I am not sure what will come of this, but I always try look for the positive in every situation. I hope that the silver lining here is that Americans look at our own reflections and see the bigotry that has always existed here, and that we have to do something about it. It should not take the existence of someone like me in a homogenous place to hold the mirror up to it. The posts have since been deleted, but the trauma I underwent remains. It has to mean something for me to be able to heal.
I am thankful to organizations like Stand For Schools who advocate for all students and who publicly support me and my work. I hope that more organizations take their lead.

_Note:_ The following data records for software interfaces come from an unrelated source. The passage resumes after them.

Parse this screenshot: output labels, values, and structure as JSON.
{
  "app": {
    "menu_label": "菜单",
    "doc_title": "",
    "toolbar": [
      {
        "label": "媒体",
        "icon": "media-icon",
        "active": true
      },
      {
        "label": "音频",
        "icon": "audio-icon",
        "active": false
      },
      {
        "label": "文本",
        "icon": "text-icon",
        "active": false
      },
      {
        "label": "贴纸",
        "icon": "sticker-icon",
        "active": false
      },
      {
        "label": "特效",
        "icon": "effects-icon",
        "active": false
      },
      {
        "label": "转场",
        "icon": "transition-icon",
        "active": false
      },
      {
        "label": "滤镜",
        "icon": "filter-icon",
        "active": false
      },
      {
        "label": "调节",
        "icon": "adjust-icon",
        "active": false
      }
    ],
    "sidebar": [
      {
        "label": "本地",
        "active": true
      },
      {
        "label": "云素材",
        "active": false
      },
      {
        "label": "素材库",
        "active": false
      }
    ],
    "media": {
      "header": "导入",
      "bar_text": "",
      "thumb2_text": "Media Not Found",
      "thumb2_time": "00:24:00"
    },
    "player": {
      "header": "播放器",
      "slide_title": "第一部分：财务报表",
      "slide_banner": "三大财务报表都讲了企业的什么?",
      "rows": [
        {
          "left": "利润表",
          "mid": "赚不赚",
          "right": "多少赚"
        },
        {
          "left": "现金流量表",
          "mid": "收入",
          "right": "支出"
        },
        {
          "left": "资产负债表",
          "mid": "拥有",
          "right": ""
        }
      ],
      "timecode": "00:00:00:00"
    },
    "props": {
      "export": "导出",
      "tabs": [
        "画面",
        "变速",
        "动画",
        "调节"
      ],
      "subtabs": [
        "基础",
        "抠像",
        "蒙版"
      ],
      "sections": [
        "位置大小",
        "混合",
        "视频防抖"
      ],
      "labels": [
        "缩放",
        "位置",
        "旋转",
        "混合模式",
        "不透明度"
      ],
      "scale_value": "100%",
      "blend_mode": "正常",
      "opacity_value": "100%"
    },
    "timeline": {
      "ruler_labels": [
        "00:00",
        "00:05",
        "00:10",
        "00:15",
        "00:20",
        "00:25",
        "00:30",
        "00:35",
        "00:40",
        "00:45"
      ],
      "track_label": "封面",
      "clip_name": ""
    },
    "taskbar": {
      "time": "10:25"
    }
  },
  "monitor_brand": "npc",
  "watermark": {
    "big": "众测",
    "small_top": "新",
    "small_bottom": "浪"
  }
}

Going into the new semester, I am reminded of how important our work is. I know I will have students who might share the sentiments of the bigots. None of this is new, and this is nowhere near the first time I have faced bigotry of this kind, and I know it won’t be the last, but knowing I have such a strong force of fierce and loving friends and family makes it easier to go out into the world and do the work that is so psychologically and physically risky for someone in my social location. It takes a lot of emotional energy to teach what I teach in that way that I do — even to simply exist in the spaces that I do — and my colleagues of color/Muslim colleagues/immigrant colleagues/LGBTQ colleagues know what this feels like. But.
I am committed to equity and social justice.
Because I’m committed to kindness.
Because I’m a Muslim.
Not in spite of it.